# WHAT YOU SHOULD DO
Among the lines of the records below, copy those that hold the word "name".

# GIVEN INFORMATION
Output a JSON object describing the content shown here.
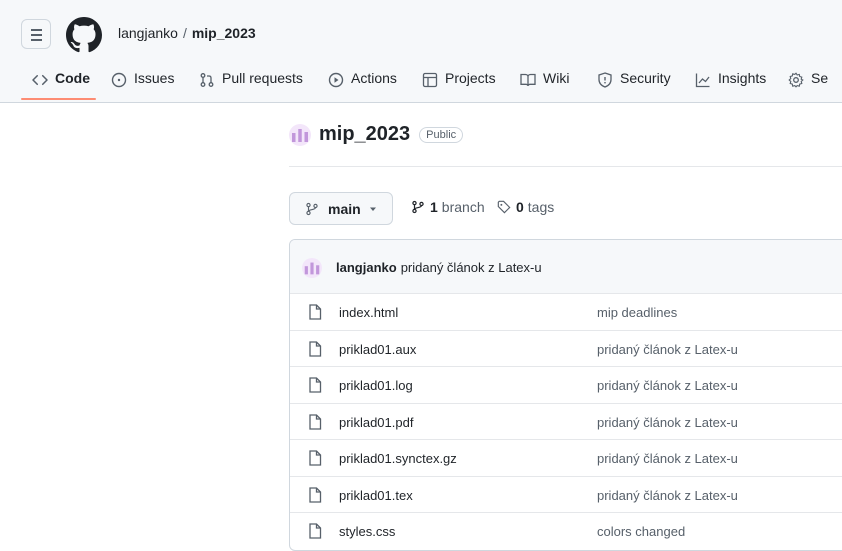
{
  "header": {
    "owner": "langjanko",
    "separator": "/",
    "repo": "mip_2023"
  },
  "tabs": [
    {
      "label": "Code",
      "icon": "code-icon",
      "selected": true
    },
    {
      "label": "Issues",
      "icon": "issue-opened-icon"
    },
    {
      "label": "Pull requests",
      "icon": "git-pull-request-icon"
    },
    {
      "label": "Actions",
      "icon": "play-icon"
    },
    {
      "label": "Projects",
      "icon": "table-icon"
    },
    {
      "label": "Wiki",
      "icon": "book-icon"
    },
    {
      "label": "Security",
      "icon": "shield-icon"
    },
    {
      "label": "Insights",
      "icon": "graph-icon"
    },
    {
      "label": "Se",
      "icon": "gear-icon"
    }
  ],
  "repo_title": {
    "name": "mip_2023",
    "visibility": "Public"
  },
  "branch": {
    "current": "main",
    "branch_count": "1",
    "branch_label": "branch",
    "tag_count": "0",
    "tag_label": "tags"
  },
  "latest_commit": {
    "author": "langjanko",
    "message": "pridaný článok z Latex-u"
  },
  "files": [
    {
      "name": "index.html",
      "message": "mip deadlines"
    },
    {
      "name": "priklad01.aux",
      "message": "pridaný článok z Latex-u"
    },
    {
      "name": "priklad01.log",
      "message": "pridaný článok z Latex-u"
    },
    {
      "name": "priklad01.pdf",
      "message": "pridaný článok z Latex-u"
    },
    {
      "name": "priklad01.synctex.gz",
      "message": "pridaný článok z Latex-u"
    },
    {
      "name": "priklad01.tex",
      "message": "pridaný článok z Latex-u"
    },
    {
      "name": "styles.css",
      "message": "colors changed"
    }
  ],
  "colors": {
    "accent_underline": "#fd8c73",
    "avatar_purple": "#c297db"
  }
}
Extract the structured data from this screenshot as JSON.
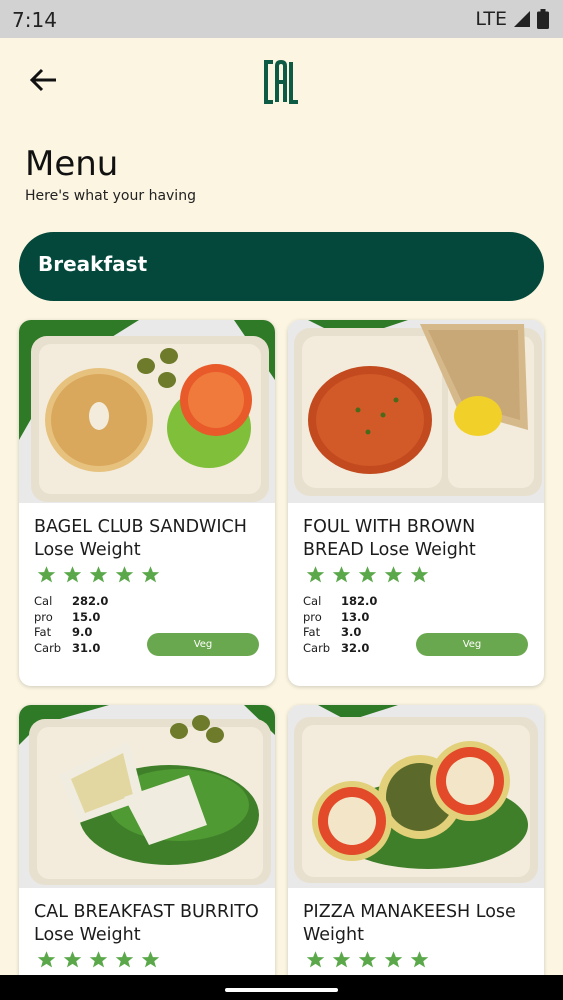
{
  "status": {
    "time": "7:14",
    "network": "LTE"
  },
  "header": {
    "back_icon": "arrow-left-icon",
    "logo_text": "CAL"
  },
  "page": {
    "title": "Menu",
    "subtitle": "Here's what your having"
  },
  "category": {
    "label": "Breakfast"
  },
  "colors": {
    "background": "#fbf5e2",
    "brand_green": "#03483a",
    "logo_green": "#0d5a45",
    "star_green": "#5aa84a",
    "veg_green": "#6aa84f"
  },
  "meals": [
    {
      "name": "BAGEL CLUB SANDWICH Lose Weight",
      "rating": 5,
      "nutrition": {
        "cal": "282.0",
        "pro": "15.0",
        "fat": "9.0",
        "carb": "31.0"
      },
      "tag": "Veg"
    },
    {
      "name": "FOUL  WITH BROWN BREAD Lose Weight",
      "rating": 5,
      "nutrition": {
        "cal": "182.0",
        "pro": "13.0",
        "fat": "3.0",
        "carb": "32.0"
      },
      "tag": "Veg"
    },
    {
      "name": "CAL BREAKFAST BURRITO Lose Weight",
      "rating": 5
    },
    {
      "name": "PIZZA MANAKEESH Lose Weight",
      "rating": 5
    }
  ],
  "nutrition_labels": {
    "cal": "Cal",
    "pro": "pro",
    "fat": "Fat",
    "carb": "Carb"
  }
}
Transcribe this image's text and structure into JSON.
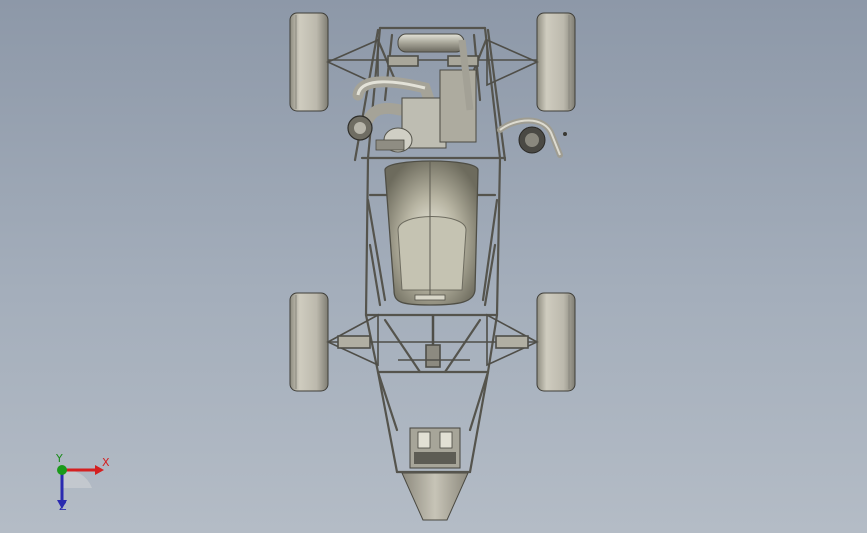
{
  "viewport": {
    "background_top": "#8d98a8",
    "background_bottom": "#b4bcc6"
  },
  "model": {
    "subject": "formula-student-chassis-top-view",
    "colors": {
      "tire": "#b8b5a9",
      "frame": "#5a5a55",
      "seat": "#9b9986",
      "nose": "#a9a597",
      "engine": "#bdbcb2"
    }
  },
  "triad": {
    "x_label": "X",
    "y_label": "Y",
    "z_label": "Z",
    "x_color": "#d42020",
    "y_color": "#1a9a1a",
    "z_color": "#2a2ab0"
  }
}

# THE ANSWER
    "name": "mip_2023",
      "name": "index.html",
      "name": "priklad01.aux",
      "name": "priklad01.log",
      "name": "priklad01.pdf",
      "name": "priklad01.synctex.gz",
      "name": "priklad01.tex",
      "name": "styles.css",
      "name": "BAGEL CLUB SANDWICH Lose Weight",
      "name": "FOUL  WITH BROWN BREAD Lose Weight",
      "name": "CAL BREAKFAST BURRITO Lose Weight",
      "name": "PIZZA MANAKEESH Lose Weight",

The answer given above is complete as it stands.